Here's what scientists say

As the world combats what is considered the most serious health crisis in a century, researchers are frantically collecting data to better understand who is most vulnerable to Covid-19 and why. A pattern is emerging in almost every country. 


Gender-specific observations and implications for COVID-19 paired with global reported cases indicate men are 50% to 80% more likely to die of Covid-19 (following a diagnosis) than women. Are men more susceptible to an increased severity of infection or are women more immune? New study addresses the disparity.



Other Stats 


  • In New York state as of April 9, more than 60% of over 6,200 total deaths have been men. 
  • In addition, data from recent SARS (2003) and MERS (2012) outbreaks demonstrated a significantly higher case fatality rate in males as compared to females, 21.9% vs 13.2%.


Biological forces at play

Women - Research states that in general there exists gender based differences in the way the human body fights off infections. For instance, X chromosome carries the largest number of immune-related genes in the human genome contributing to female’s superior immune response. It however also puts women more at risk for autoimmune diseases such as rheumatoid arthritis and Crohn’s disease. Additionally hormones influence the immune system and response, and estrogen in the case of women, help provide a more effective defense.


Men-  On the other hand testosterone hormones lower immune response making men more vulnerable with increased mortality from viral respiratory illnesses.


Behavioral and cultural variables


  • Smoking Rate - In countries like Iran, China, Italy, and South Korea where fewer females have contracted the virus, the female smoking rates are much lower than males. A recent COVID-19 study on 20th March mention that “Smokers contract more respiratory ailments, including colds (commonly rhinoviruses, but also coronaviruses) than non-smokers” Similar gender-specific trends are also present in the US, where 17.6% of smokers are men as compared to 13.6% of women
  • Health conscious - Associated as the traditional caregivers for their loved ones, Women according to a study spend more time than men focused on medical issues related to both their own healthcare and that of their families. In relation to Covid-19, that focus translates to greater hand hygiene knowledge and practice, a must have and a must do against transmission of COVID-19. 


The gender differences are not perfectly consistent 


The reported pandemic information coming from around the world varies and is questionable due to continued lack of testing and increasing concern over unreported deaths.
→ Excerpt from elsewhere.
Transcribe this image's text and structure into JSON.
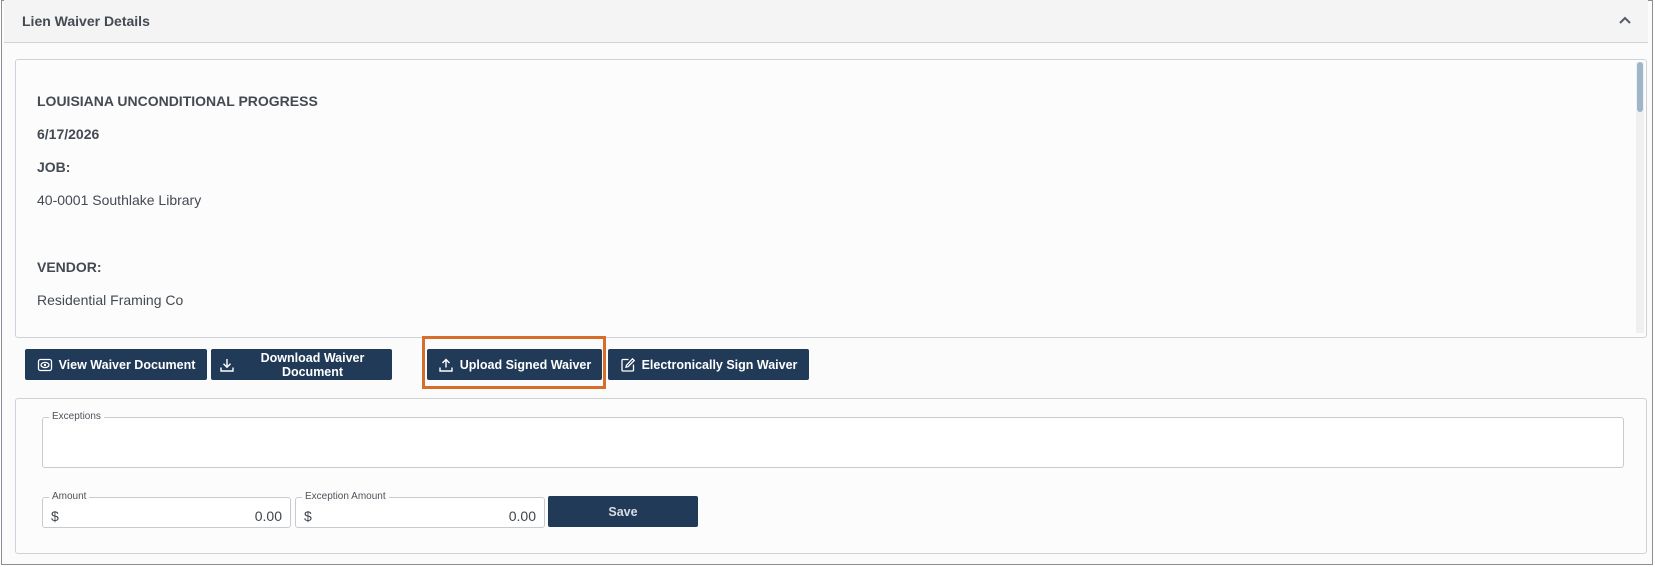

The pattern however is holding steady despite certain governments (including the US) not reporting cases by sex.